Brief
When a line contains the string "this", it counts once; give the total of such lines in the entries below and nothing else.

Working data
● ● ● ●
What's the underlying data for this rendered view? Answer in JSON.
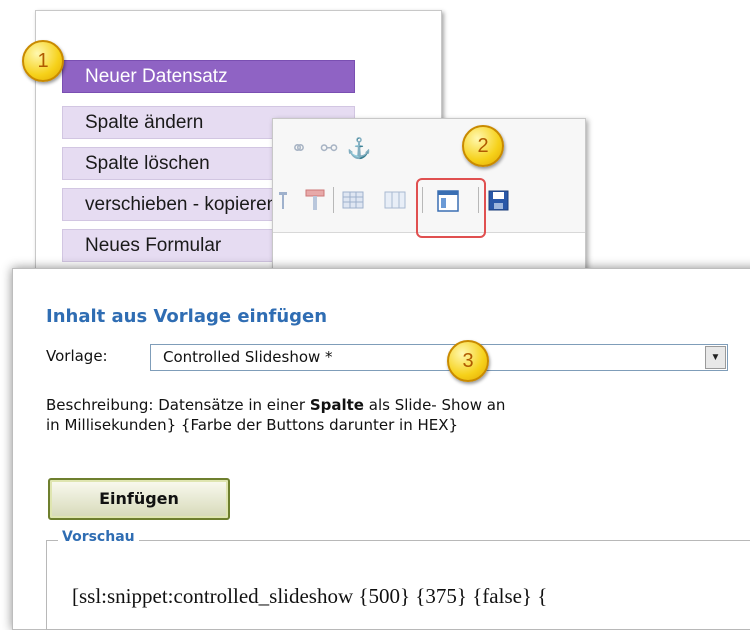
{
  "context_menu": {
    "items": [
      {
        "label": "Neuer Datensatz",
        "active": true
      },
      {
        "label": "Spalte ändern"
      },
      {
        "label": "Spalte löschen"
      },
      {
        "label": "verschieben - kopieren"
      },
      {
        "label": "Neues Formular"
      }
    ]
  },
  "toolbar": {
    "icons": [
      "link-icon",
      "unlink-icon",
      "anchor-icon",
      "cell-props-icon",
      "merge-icon",
      "table-icon",
      "table-props-icon",
      "template-icon",
      "save-icon"
    ],
    "glyphs": {
      "link": "⚭",
      "unlink": "⚯",
      "anchor": "⚓",
      "save": "▣"
    }
  },
  "callouts": [
    "1",
    "2",
    "3"
  ],
  "dialog": {
    "title": "Inhalt aus Vorlage einfügen",
    "template_label": "Vorlage:",
    "template_value": "Controlled Slideshow *",
    "description_prefix": "Beschreibung: Datensätze in einer ",
    "description_bold": "Spalte",
    "description_suffix": " als Slide- Show an",
    "description_line2": "in Millisekunden} {Farbe der Buttons darunter in HEX}",
    "insert_label": "Einfügen",
    "preview_legend": "Vorschau",
    "preview_text": "[ssl:snippet:controlled_slideshow {500} {375} {false} {"
  },
  "colors": {
    "menu_active": "#8f63c4",
    "menu_item": "#e6dcf2",
    "title_blue": "#2f6db3",
    "callout_yellow": "#f6d11a",
    "highlight_red": "#e05050"
  }
}
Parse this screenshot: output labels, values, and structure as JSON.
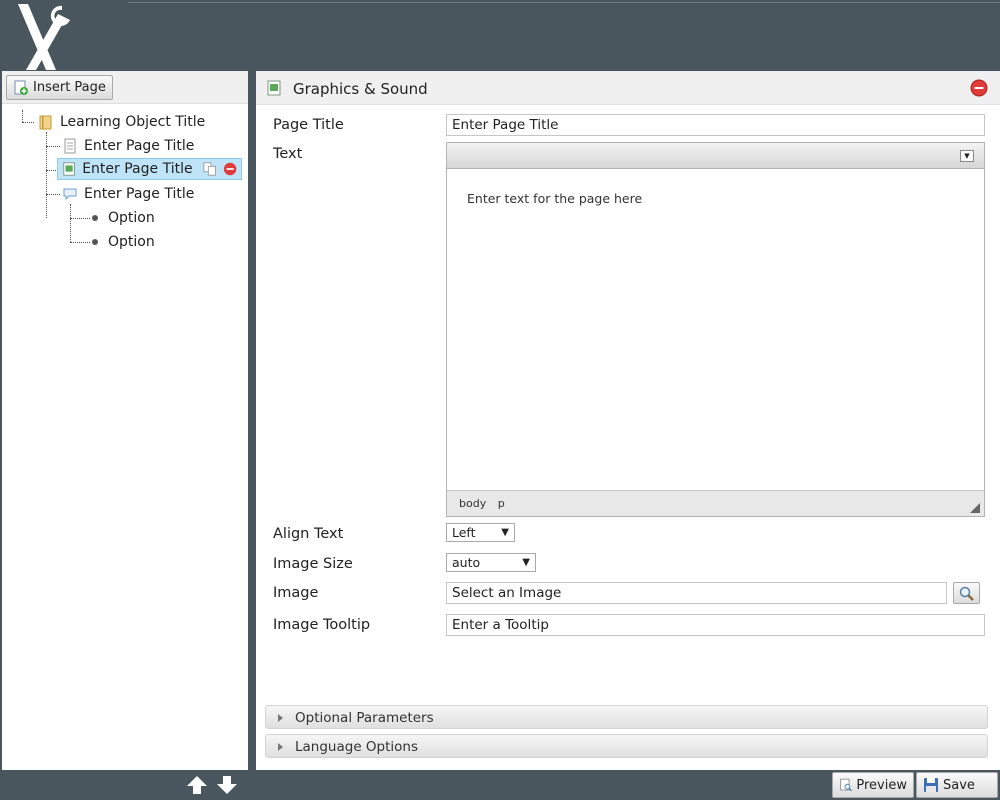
{
  "toolbar": {
    "insert_page_label": "Insert Page"
  },
  "tree": {
    "root": "Learning Object Title",
    "items": [
      {
        "label": "Enter Page Title",
        "type": "text-page"
      },
      {
        "label": "Enter Page Title",
        "type": "graphics-page",
        "selected": true
      },
      {
        "label": "Enter Page Title",
        "type": "quiz-page"
      }
    ],
    "options": [
      "Option",
      "Option"
    ]
  },
  "editor_panel": {
    "title": "Graphics & Sound",
    "fields": {
      "page_title_label": "Page Title",
      "page_title_value": "Enter Page Title",
      "text_label": "Text",
      "text_value": "Enter text for the page here",
      "status_path": [
        "body",
        "p"
      ],
      "align_text_label": "Align Text",
      "align_text_value": "Left",
      "image_size_label": "Image Size",
      "image_size_value": "auto",
      "image_label": "Image",
      "image_value": "Select an Image",
      "image_tooltip_label": "Image Tooltip",
      "image_tooltip_value": "Enter a Tooltip"
    },
    "sections": [
      "Optional Parameters",
      "Language Options"
    ]
  },
  "footer": {
    "preview_label": "Preview",
    "save_label": "Save"
  },
  "colors": {
    "chrome": "#4a565d",
    "selected": "#bfe4f8",
    "delete": "#e03a3a"
  }
}
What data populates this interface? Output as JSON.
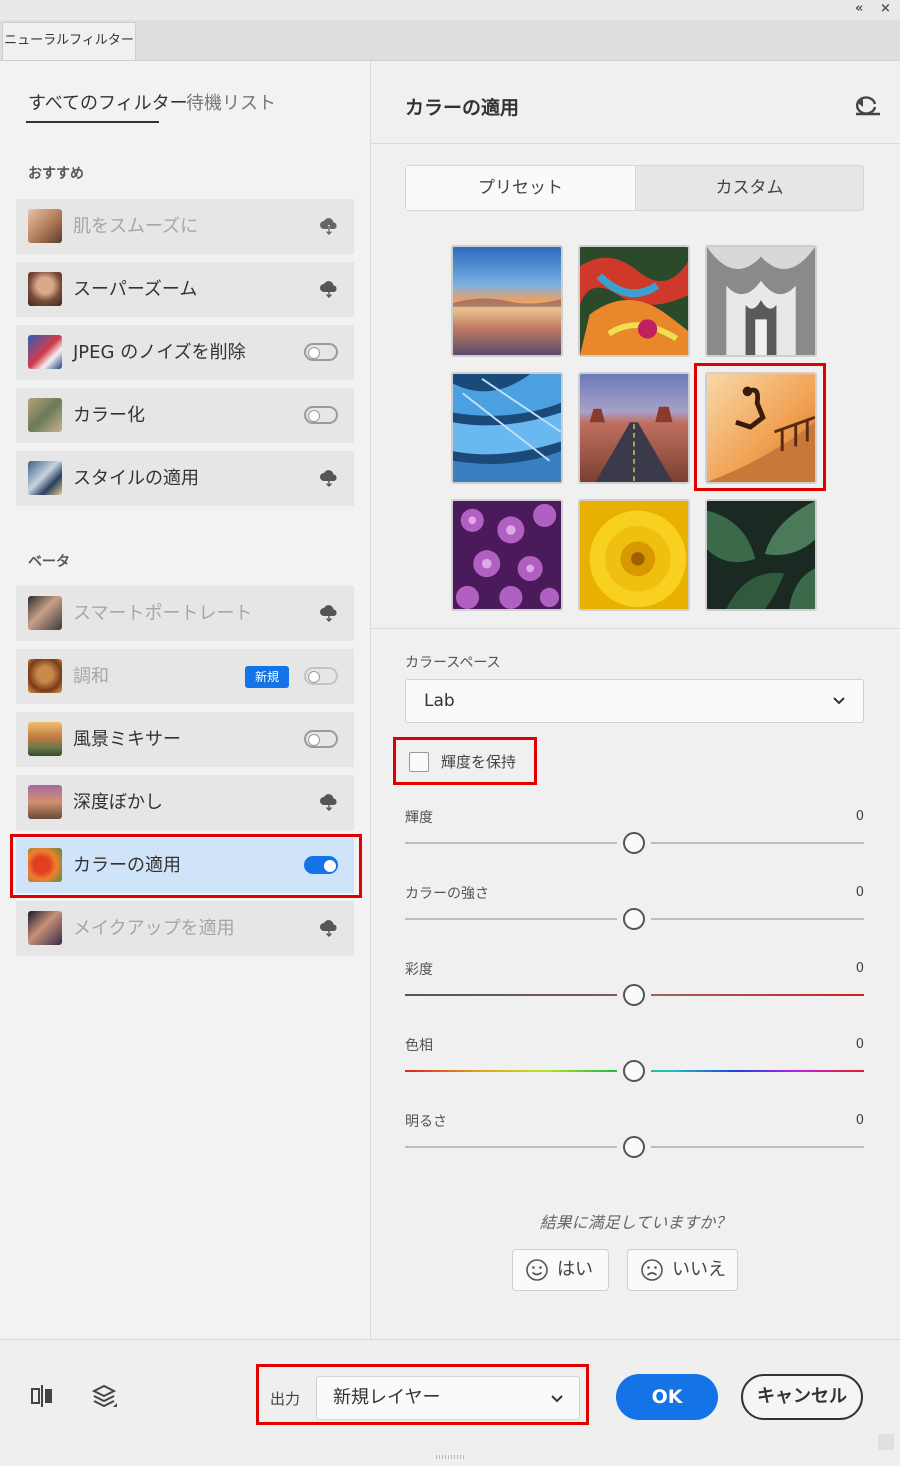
{
  "window": {
    "collapse_glyph": "«",
    "close_glyph": "×",
    "tab_title": "ニューラルフィルター"
  },
  "left": {
    "tabs": [
      "すべてのフィルター",
      "待機リスト"
    ],
    "section_recommended": "おすすめ",
    "section_beta": "ベータ",
    "recommended": [
      {
        "label": "肌をスムーズに",
        "control": "cloud-download-icon",
        "dim": true
      },
      {
        "label": "スーパーズーム",
        "control": "cloud-download-icon",
        "dim": false
      },
      {
        "label": "JPEG のノイズを削除",
        "control": "toggle-off",
        "dim": false
      },
      {
        "label": "カラー化",
        "control": "toggle-off",
        "dim": false
      },
      {
        "label": "スタイルの適用",
        "control": "cloud-download-icon",
        "dim": false
      }
    ],
    "beta": [
      {
        "label": "スマートポートレート",
        "control": "cloud-download-icon",
        "dim": true
      },
      {
        "label": "調和",
        "control": "toggle-off",
        "dim": true,
        "badge": "新規"
      },
      {
        "label": "風景ミキサー",
        "control": "toggle-off",
        "dim": false
      },
      {
        "label": "深度ぼかし",
        "control": "cloud-download-icon",
        "dim": false
      },
      {
        "label": "カラーの適用",
        "control": "toggle-on",
        "dim": false,
        "selected": true
      },
      {
        "label": "メイクアップを適用",
        "control": "cloud-download-icon",
        "dim": true
      }
    ]
  },
  "right": {
    "title": "カラーの適用",
    "reset_icon": "reset-icon",
    "segments": [
      "プリセット",
      "カスタム"
    ],
    "active_segment": "プリセット",
    "presets": [
      {
        "name": "sunset-lake-preset"
      },
      {
        "name": "abstract-paint-preset"
      },
      {
        "name": "cathedral-bw-preset"
      },
      {
        "name": "blue-feathers-preset"
      },
      {
        "name": "desert-road-preset"
      },
      {
        "name": "orange-skater-preset",
        "selected": true
      },
      {
        "name": "purple-flowers-preset"
      },
      {
        "name": "yellow-flower-preset"
      },
      {
        "name": "monstera-leaves-preset"
      }
    ],
    "colorspace_label": "カラースペース",
    "colorspace_value": "Lab",
    "preserve_luminance_label": "輝度を保持",
    "preserve_luminance_checked": false,
    "sliders": [
      {
        "label": "輝度",
        "value": "0"
      },
      {
        "label": "カラーの強さ",
        "value": "0"
      },
      {
        "label": "彩度",
        "value": "0"
      },
      {
        "label": "色相",
        "value": "0"
      },
      {
        "label": "明るさ",
        "value": "0"
      }
    ],
    "feedback_question": "結果に満足していますか？",
    "feedback_yes": "はい",
    "feedback_no": "いいえ"
  },
  "footer": {
    "output_label": "出力",
    "output_value": "新規レイヤー",
    "ok": "OK",
    "cancel": "キャンセル"
  },
  "colors": {
    "accent": "#1473e6",
    "highlight_box": "#e00000",
    "selected_item": "#cfe3f9"
  }
}
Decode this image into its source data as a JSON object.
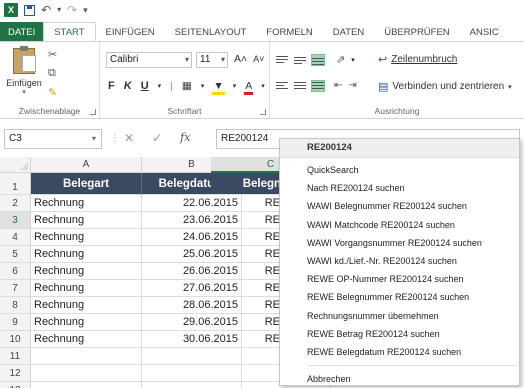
{
  "quick_access": {
    "undo_icon": "undo-icon",
    "redo_icon": "redo-icon",
    "logo": "X"
  },
  "tabs": [
    {
      "label": "DATEI",
      "kind": "file"
    },
    {
      "label": "START",
      "kind": "active"
    },
    {
      "label": "EINFÜGEN",
      "kind": ""
    },
    {
      "label": "SEITENLAYOUT",
      "kind": ""
    },
    {
      "label": "FORMELN",
      "kind": ""
    },
    {
      "label": "DATEN",
      "kind": ""
    },
    {
      "label": "ÜBERPRÜFEN",
      "kind": ""
    },
    {
      "label": "ANSIC",
      "kind": ""
    }
  ],
  "ribbon": {
    "clipboard_group": "Zwischenablage",
    "paste_label": "Einfügen",
    "font_group": "Schriftart",
    "font_name": "Calibri",
    "font_size": "11",
    "bold": "F",
    "italic": "K",
    "underline": "U",
    "grow_font": "A˄",
    "shrink_font": "A˅",
    "alignment_group": "Ausrichtung",
    "wrap_text": "Zeilenumbruch",
    "merge_center": "Verbinden und zentrieren"
  },
  "formula_bar": {
    "name_box": "C3",
    "formula": "RE200124"
  },
  "columns": [
    "A",
    "B",
    "C"
  ],
  "rows": [
    "1",
    "2",
    "3",
    "4",
    "5",
    "6",
    "7",
    "8",
    "9",
    "10",
    "11",
    "12",
    "13"
  ],
  "table": {
    "headers": [
      "Belegart",
      "Belegdatum",
      "Belegnum"
    ],
    "data": [
      [
        "Rechnung",
        "22.06.2015",
        "RE"
      ],
      [
        "Rechnung",
        "23.06.2015",
        "RE"
      ],
      [
        "Rechnung",
        "24.06.2015",
        "RE"
      ],
      [
        "Rechnung",
        "25.06.2015",
        "RE"
      ],
      [
        "Rechnung",
        "26.06.2015",
        "RE"
      ],
      [
        "Rechnung",
        "27.06.2015",
        "RE"
      ],
      [
        "Rechnung",
        "28.06.2015",
        "RE"
      ],
      [
        "Rechnung",
        "29.06.2015",
        "RE"
      ],
      [
        "Rechnung",
        "30.06.2015",
        "RE"
      ]
    ]
  },
  "context_menu": {
    "title": "RE200124",
    "items": [
      "QuickSearch",
      "Nach RE200124 suchen",
      "WAWI Belegnummer RE200124 suchen",
      "WAWI Matchcode RE200124 suchen",
      "WAWI Vorgangsnummer RE200124 suchen",
      "WAWI kd./Lief.-Nr. RE200124 suchen",
      "REWE OP-Nummer RE200124 suchen",
      "REWE Belegnummer RE200124 suchen",
      "Rechnungsnummer übernehmen",
      "REWE Betrag RE200124 suchen",
      "REWE Belegdatum RE200124 suchen"
    ],
    "cancel": "Abbrechen"
  },
  "colors": {
    "excel_green": "#217346",
    "header_fill": "#3a4a63"
  }
}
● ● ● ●
Answer space
4